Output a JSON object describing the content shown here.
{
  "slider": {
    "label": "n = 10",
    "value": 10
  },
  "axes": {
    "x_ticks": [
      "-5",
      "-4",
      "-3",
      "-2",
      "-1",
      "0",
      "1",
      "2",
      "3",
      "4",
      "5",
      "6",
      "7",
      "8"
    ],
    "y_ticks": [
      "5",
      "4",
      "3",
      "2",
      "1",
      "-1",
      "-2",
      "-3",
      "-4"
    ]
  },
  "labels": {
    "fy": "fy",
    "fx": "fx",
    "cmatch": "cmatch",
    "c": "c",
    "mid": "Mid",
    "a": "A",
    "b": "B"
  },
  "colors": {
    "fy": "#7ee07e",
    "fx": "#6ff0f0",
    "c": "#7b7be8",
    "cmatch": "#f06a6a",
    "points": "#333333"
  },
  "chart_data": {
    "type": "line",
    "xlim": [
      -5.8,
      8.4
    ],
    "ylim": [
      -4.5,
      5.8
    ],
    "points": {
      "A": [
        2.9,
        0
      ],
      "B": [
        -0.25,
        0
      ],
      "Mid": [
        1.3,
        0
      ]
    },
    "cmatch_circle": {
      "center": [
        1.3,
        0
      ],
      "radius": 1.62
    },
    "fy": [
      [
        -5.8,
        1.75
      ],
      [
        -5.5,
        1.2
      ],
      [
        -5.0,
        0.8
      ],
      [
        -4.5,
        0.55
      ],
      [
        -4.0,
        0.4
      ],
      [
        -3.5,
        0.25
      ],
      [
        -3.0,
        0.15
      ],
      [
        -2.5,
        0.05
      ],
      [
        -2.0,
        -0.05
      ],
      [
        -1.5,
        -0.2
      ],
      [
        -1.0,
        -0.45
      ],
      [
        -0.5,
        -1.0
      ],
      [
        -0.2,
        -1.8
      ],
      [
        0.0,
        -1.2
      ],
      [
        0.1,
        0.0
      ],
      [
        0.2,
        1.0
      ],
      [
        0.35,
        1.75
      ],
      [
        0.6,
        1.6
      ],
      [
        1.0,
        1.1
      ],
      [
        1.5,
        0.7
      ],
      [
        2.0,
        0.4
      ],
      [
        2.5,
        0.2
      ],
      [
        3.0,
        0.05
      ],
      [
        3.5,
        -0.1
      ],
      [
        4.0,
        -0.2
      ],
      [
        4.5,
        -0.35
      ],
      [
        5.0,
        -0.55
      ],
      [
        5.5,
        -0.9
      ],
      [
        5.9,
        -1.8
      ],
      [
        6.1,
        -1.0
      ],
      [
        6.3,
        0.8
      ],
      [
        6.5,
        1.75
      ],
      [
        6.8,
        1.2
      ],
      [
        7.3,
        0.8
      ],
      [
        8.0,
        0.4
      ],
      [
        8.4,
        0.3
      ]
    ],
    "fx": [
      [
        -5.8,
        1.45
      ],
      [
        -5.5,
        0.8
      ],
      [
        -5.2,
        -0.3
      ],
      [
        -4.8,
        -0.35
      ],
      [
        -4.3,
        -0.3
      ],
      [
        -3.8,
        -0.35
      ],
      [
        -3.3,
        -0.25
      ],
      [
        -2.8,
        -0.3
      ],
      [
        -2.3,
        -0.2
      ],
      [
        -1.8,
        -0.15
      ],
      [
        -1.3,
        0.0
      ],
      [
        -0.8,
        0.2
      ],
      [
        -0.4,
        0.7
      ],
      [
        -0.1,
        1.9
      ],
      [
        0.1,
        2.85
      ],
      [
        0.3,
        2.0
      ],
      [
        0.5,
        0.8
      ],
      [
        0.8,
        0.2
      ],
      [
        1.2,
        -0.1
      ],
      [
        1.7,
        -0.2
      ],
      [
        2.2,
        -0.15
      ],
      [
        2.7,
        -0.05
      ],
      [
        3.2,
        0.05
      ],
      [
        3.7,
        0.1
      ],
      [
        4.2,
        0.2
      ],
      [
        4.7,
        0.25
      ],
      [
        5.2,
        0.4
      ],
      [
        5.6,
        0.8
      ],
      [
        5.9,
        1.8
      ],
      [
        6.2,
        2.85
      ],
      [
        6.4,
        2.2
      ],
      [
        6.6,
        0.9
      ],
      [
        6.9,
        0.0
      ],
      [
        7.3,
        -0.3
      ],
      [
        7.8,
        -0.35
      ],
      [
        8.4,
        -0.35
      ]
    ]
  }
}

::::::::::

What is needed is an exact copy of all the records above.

Output a JSON object describing the content shown here.
{
  "slider": {
    "label": "n = 10",
    "value": 10
  },
  "axes": {
    "x_ticks": [
      "-5",
      "-4",
      "-3",
      "-2",
      "-1",
      "0",
      "1",
      "2",
      "3",
      "4",
      "5",
      "6",
      "7",
      "8"
    ],
    "y_ticks": [
      "5",
      "4",
      "3",
      "2",
      "1",
      "-1",
      "-2",
      "-3",
      "-4"
    ]
  },
  "labels": {
    "fy": "fy",
    "fx": "fx",
    "cmatch": "cmatch",
    "c": "c",
    "mid": "Mid",
    "a": "A",
    "b": "B"
  },
  "colors": {
    "fy": "#7ee07e",
    "fx": "#6ff0f0",
    "c": "#7b7be8",
    "cmatch": "#f06a6a",
    "points": "#333333"
  },
  "chart_data": {
    "type": "line",
    "xlim": [
      -5.8,
      8.4
    ],
    "ylim": [
      -4.5,
      5.8
    ],
    "points": {
      "A": [
        2.9,
        0
      ],
      "B": [
        -0.25,
        0
      ],
      "Mid": [
        1.3,
        0
      ]
    },
    "cmatch_circle": {
      "center": [
        1.3,
        0
      ],
      "radius": 1.62
    },
    "fy": [
      [
        -5.8,
        1.75
      ],
      [
        -5.5,
        1.2
      ],
      [
        -5.0,
        0.8
      ],
      [
        -4.5,
        0.55
      ],
      [
        -4.0,
        0.4
      ],
      [
        -3.5,
        0.25
      ],
      [
        -3.0,
        0.15
      ],
      [
        -2.5,
        0.05
      ],
      [
        -2.0,
        -0.05
      ],
      [
        -1.5,
        -0.2
      ],
      [
        -1.0,
        -0.45
      ],
      [
        -0.5,
        -1.0
      ],
      [
        -0.2,
        -1.8
      ],
      [
        0.0,
        -1.2
      ],
      [
        0.1,
        0.0
      ],
      [
        0.2,
        1.0
      ],
      [
        0.35,
        1.75
      ],
      [
        0.6,
        1.6
      ],
      [
        1.0,
        1.1
      ],
      [
        1.5,
        0.7
      ],
      [
        2.0,
        0.4
      ],
      [
        2.5,
        0.2
      ],
      [
        3.0,
        0.05
      ],
      [
        3.5,
        -0.1
      ],
      [
        4.0,
        -0.2
      ],
      [
        4.5,
        -0.35
      ],
      [
        5.0,
        -0.55
      ],
      [
        5.5,
        -0.9
      ],
      [
        5.9,
        -1.8
      ],
      [
        6.1,
        -1.0
      ],
      [
        6.3,
        0.8
      ],
      [
        6.5,
        1.75
      ],
      [
        6.8,
        1.2
      ],
      [
        7.3,
        0.8
      ],
      [
        8.0,
        0.4
      ],
      [
        8.4,
        0.3
      ]
    ],
    "fx": [
      [
        -5.8,
        1.45
      ],
      [
        -5.5,
        0.8
      ],
      [
        -5.2,
        -0.3
      ],
      [
        -4.8,
        -0.35
      ],
      [
        -4.3,
        -0.3
      ],
      [
        -3.8,
        -0.35
      ],
      [
        -3.3,
        -0.25
      ],
      [
        -2.8,
        -0.3
      ],
      [
        -2.3,
        -0.2
      ],
      [
        -1.8,
        -0.15
      ],
      [
        -1.3,
        0.0
      ],
      [
        -0.8,
        0.2
      ],
      [
        -0.4,
        0.7
      ],
      [
        -0.1,
        1.9
      ],
      [
        0.1,
        2.85
      ],
      [
        0.3,
        2.0
      ],
      [
        0.5,
        0.8
      ],
      [
        0.8,
        0.2
      ],
      [
        1.2,
        -0.1
      ],
      [
        1.7,
        -0.2
      ],
      [
        2.2,
        -0.15
      ],
      [
        2.7,
        -0.05
      ],
      [
        3.2,
        0.05
      ],
      [
        3.7,
        0.1
      ],
      [
        4.2,
        0.2
      ],
      [
        4.7,
        0.25
      ],
      [
        5.2,
        0.4
      ],
      [
        5.6,
        0.8
      ],
      [
        5.9,
        1.8
      ],
      [
        6.2,
        2.85
      ],
      [
        6.4,
        2.2
      ],
      [
        6.6,
        0.9
      ],
      [
        6.9,
        0.0
      ],
      [
        7.3,
        -0.3
      ],
      [
        7.8,
        -0.35
      ],
      [
        8.4,
        -0.35
      ]
    ]
  }
}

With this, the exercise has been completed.